Age-related macular degeneration (AMD) is a progressive disease affecting the retinal cells in the macula, the region of the eye responsible for central vision. Disease progression results in the death of retinal cells and the gradual loss of vision.
Wet AMD is an advanced form of AMD, affecting approximately 10% of patients living with AMD1. In patients with wet AMD, blood vessels begin to invade the space between layers of cells in the retina. These new blood vessels are often leaky, which results in fluid and blood in the retina and causes vision loss.
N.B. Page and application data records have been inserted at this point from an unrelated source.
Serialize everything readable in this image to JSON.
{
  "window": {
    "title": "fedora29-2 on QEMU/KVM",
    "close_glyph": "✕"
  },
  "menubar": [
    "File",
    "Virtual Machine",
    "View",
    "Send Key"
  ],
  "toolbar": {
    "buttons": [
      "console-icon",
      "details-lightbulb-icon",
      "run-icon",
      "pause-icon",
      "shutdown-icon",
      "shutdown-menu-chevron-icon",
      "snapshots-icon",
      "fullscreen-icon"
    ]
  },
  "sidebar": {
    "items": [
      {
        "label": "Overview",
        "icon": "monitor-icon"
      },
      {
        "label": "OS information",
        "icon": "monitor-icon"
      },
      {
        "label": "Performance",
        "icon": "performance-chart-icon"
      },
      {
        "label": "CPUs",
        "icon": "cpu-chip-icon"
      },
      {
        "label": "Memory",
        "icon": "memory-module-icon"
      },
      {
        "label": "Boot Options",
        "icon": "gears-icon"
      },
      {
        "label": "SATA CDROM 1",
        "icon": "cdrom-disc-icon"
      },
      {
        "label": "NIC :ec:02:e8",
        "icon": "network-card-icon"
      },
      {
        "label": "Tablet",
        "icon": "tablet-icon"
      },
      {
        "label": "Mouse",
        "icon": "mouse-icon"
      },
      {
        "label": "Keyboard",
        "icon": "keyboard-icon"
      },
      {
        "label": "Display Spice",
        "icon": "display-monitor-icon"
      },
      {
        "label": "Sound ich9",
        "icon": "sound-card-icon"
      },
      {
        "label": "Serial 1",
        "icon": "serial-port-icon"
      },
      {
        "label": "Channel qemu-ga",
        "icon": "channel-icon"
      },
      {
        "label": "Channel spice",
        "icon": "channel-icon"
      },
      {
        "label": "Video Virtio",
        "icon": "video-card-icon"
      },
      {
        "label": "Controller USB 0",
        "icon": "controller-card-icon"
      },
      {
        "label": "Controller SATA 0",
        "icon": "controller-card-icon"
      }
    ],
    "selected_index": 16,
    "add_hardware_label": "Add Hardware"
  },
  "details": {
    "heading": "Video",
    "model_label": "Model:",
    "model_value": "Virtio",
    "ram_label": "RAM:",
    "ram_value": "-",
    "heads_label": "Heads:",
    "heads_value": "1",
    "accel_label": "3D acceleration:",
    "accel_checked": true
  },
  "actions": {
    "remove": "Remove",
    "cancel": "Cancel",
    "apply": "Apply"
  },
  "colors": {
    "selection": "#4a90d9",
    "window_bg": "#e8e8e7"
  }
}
Wet AMD is a leading cause of vision loss in patients over 60 years of age, with a prevalence of approximately 1.2 million individuals in the U.S. and 3 million worldwide2. The incidence of new cases of wet AMD in the U.S. is approximately 150,000 to 200,000 annually, and this number is expected to grow significantly as the country’s population ages3,4.
Although the underlying molecular causes of wet AMD are not completely known, VEGF is known to play a central role in the growth of new blood vessels in wet AMD. The current standard-of-care therapies for wet AMD are proteins that bind VEGF and neutralize its activity. The standard-of-care therapies for wet AMD can be burdensome, as patients generally require chronic intravitreal injection of anti-VEGF protein every 4-12 weeks. Compliance with this regimen can be difficult for patients and their caregivers, leading to compliance deficiencies and loss of vision from underdosing.
- Bright Focus Foundation. Macular Degeneration Essential Facts. Available at: https://www.brightfocus.org/macular/article/age-related-macular-facts-figures
- Arch Ophthalmol. 2004;122(4):564-572. doi:10.1001/archopht.122.4.564
- Brown GC, Brown MM, Sharma S, et al. The Burden of Age-Related Macular Degeneration: A Value-Based Medicine Analysis. Transactions of the American Ophthalmological Society. 2005.
- California Retina Consultants. Advances in Wet AMD. Available at: https://www.californiaretina.com/advances-in-wet-amd/